Oct 3, 2013 - By Alejandra Silva, Staff Writer
The City of Riverton is backing up three grants being pursued by IDEA, Inc., a community development organization in Riverton.
The city council and mayor have approved their support for a Business Ready Community Grant program from the Wyoming Business Council that will help develop businesses and enhance economic growth in a community.
IDEA proposes to purchase roughly 300 acres of land between Pure Gas and Honor Farm roads. The contingency and development agreement stated both the city and IDEA would work toward developing the site and seek developers to purchase and develop the land for businesses and retail expansion.
Public to private
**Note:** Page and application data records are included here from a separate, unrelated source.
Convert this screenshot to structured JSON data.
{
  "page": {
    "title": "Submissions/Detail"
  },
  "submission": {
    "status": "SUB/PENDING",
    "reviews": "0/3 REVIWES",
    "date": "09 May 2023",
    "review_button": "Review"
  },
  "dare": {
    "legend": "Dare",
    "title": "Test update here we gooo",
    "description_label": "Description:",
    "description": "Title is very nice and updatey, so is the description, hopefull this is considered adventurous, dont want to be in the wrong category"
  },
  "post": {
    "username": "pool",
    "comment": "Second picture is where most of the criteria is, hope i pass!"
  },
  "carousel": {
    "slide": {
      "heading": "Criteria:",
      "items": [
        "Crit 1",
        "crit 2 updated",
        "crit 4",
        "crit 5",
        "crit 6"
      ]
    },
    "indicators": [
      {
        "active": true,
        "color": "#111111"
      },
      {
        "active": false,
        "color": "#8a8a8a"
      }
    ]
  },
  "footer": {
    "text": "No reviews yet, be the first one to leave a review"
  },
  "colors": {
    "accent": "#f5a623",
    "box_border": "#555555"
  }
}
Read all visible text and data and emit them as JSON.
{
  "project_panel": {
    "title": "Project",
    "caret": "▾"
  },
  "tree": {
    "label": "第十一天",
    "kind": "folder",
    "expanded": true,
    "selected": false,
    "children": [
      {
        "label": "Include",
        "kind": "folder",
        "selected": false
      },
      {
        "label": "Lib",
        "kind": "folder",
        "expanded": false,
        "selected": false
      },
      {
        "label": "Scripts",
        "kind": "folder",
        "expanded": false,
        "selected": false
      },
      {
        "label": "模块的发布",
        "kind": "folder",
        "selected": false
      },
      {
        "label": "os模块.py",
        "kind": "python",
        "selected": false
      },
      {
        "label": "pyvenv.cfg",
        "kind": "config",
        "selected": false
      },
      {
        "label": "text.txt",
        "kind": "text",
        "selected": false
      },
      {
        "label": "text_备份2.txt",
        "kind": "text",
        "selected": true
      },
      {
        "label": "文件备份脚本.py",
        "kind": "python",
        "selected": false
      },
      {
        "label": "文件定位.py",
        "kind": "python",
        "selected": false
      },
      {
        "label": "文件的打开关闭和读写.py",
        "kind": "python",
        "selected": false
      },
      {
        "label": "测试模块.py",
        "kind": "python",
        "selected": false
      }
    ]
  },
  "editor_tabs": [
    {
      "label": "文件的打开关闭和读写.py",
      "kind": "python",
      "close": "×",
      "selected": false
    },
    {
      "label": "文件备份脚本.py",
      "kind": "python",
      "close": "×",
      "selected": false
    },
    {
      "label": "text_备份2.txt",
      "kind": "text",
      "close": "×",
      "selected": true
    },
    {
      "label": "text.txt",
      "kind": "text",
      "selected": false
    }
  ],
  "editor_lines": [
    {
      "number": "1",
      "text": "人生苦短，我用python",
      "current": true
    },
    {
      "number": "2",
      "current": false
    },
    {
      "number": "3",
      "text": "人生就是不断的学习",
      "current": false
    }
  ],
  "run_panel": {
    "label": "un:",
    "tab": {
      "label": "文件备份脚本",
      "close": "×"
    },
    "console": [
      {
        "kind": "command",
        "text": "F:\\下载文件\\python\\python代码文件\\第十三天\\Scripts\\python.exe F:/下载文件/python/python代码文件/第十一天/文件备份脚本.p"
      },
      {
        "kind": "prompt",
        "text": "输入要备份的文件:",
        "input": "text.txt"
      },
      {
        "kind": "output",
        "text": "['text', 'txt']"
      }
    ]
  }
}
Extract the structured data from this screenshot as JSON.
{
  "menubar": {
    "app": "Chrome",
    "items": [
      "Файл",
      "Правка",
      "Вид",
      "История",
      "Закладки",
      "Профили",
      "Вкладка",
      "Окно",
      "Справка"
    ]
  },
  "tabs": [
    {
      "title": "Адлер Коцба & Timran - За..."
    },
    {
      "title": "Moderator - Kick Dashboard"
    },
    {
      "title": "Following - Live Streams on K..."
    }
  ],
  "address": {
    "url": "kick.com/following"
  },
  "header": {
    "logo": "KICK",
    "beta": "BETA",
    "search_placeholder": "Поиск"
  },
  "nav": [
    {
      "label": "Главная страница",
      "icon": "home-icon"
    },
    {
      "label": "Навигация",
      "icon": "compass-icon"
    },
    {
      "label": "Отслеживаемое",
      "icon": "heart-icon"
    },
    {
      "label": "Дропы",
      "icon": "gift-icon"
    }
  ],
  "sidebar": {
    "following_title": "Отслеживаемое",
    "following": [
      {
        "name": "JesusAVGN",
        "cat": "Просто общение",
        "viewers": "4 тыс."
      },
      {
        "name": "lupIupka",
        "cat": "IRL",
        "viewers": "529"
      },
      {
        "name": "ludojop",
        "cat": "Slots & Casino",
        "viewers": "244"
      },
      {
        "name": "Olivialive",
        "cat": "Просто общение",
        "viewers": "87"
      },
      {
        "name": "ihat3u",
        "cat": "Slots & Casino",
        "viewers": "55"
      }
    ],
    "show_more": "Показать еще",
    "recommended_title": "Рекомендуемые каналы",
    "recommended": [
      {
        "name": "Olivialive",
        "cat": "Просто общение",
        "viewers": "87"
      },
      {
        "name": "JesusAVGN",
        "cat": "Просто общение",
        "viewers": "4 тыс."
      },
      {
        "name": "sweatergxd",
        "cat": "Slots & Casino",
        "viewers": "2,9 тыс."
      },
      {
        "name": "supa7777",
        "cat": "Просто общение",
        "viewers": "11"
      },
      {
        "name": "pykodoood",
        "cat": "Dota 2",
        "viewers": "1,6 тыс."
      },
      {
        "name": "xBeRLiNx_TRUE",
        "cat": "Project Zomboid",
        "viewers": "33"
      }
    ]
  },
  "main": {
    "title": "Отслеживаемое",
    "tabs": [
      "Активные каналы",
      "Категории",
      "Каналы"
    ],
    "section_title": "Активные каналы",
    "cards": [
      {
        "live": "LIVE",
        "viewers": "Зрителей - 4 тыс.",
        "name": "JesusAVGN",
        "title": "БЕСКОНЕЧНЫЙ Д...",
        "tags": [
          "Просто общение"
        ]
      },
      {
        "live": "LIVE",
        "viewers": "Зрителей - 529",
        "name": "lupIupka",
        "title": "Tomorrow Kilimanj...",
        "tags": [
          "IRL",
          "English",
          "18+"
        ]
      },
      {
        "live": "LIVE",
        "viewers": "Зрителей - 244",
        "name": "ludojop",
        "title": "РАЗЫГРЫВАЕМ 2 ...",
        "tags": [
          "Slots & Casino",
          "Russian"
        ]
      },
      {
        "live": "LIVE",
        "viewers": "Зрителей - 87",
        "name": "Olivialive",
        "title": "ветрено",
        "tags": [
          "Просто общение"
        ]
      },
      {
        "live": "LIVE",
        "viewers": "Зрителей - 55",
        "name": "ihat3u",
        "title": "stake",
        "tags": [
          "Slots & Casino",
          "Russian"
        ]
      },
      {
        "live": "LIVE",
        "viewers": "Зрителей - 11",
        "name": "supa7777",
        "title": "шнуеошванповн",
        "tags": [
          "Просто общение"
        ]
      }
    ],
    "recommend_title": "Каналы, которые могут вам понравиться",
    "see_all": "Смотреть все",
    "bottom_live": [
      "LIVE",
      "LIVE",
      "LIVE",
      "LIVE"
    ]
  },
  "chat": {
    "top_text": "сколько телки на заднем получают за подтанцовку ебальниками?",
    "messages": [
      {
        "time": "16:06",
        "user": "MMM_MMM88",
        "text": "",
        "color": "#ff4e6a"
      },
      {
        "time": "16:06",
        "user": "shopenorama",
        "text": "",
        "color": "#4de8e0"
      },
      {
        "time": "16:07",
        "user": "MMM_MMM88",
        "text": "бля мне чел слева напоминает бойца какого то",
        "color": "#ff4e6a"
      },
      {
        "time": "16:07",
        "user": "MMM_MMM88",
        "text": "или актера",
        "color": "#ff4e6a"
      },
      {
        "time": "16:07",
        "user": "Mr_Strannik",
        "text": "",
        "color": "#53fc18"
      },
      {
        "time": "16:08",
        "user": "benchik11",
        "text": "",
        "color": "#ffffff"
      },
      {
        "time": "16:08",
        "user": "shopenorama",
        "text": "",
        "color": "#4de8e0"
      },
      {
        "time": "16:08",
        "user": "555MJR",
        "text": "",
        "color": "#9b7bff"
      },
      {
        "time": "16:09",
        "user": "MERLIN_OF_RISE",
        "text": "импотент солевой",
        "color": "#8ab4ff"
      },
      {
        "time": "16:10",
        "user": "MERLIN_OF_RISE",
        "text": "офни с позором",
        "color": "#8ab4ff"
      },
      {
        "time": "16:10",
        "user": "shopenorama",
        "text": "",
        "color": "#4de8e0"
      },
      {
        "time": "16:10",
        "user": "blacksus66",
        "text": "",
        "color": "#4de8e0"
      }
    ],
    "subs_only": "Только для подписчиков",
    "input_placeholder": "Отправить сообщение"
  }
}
Sen. Eli Bebout sponsored a bill in the spring legislative session that would make it easier for public surplus land to be transferred to private hands. The legislation also stated a report had to be submitted listing the surplus property and the best use of the land. The report suggested the best use for two parcels be commercial development.
The council and mayor approved the resolution that gave support for the plan. The property will be sold in a public auction to give others the opportunity to purchase it.
"The value of the land will be established through an appraisal, which has not yet occurred," said Phil Christopherson, executive director of IDEA. Once the appraisal is done, IDEA will determine their bid.
"If we don't end up with it, we're happy with that," Christopherson said. "We just want to see it in the developer's hands, who can do something with it to help the City of Riverton grow and expand."
A staff report to the council and mayor, stated, "the city will be administering the grant and be responsible for all finances and draw downs."
Within these acres, the city leases land for the use of Wyoming's Modeler's Park. Members of the park's association -- Rich Hardt and Sollie Cadman, along with others -- came forward at the meeting to express their support of the grant application and the support they've received from IDEA to keep the park open or find an alternate location for it, if necessary.
The other two grant applications would bring a data center to Riverton. A $2.25 million Wyoming Business Council Data Center Incentive Grant program would help PitchEngine -- a technology-based business in Fremont County -- develop a new data center that would help pay for the high costs of broadband and electricity expenses in the city. The Tier-2 data center would be the first to bring in a cloud-based hosting service to Central Wyoming College.
The city council approved the resolution for the grant application and received authorization from the mayor. The center would be in Riverton because of the dual redundant fiber optics required at the facility.
"It is one of the few locations in the county that has that, and that's an absolute requirement for a data center," Christopherson said.
The site and building will be owned by IDEA and leased to PitchEngine.
The state would reimburse 50 percent of the costs on a quarterly basis to PitchEngine, as long as the company matches the cost "with increased employment and capital expenditures." Christopherson said.
The business committed grant application would repurpose an existing building and convert it into a data center. Christopherson said the developers were looking into the Brunton building on College View Drive. That resolution and mayor authorization pledge also were approved by the city. Other percentage matches, outlined in the agreement, would have to be met by PitchEngine on both grants. The center would bring high level technology workers into the workforce.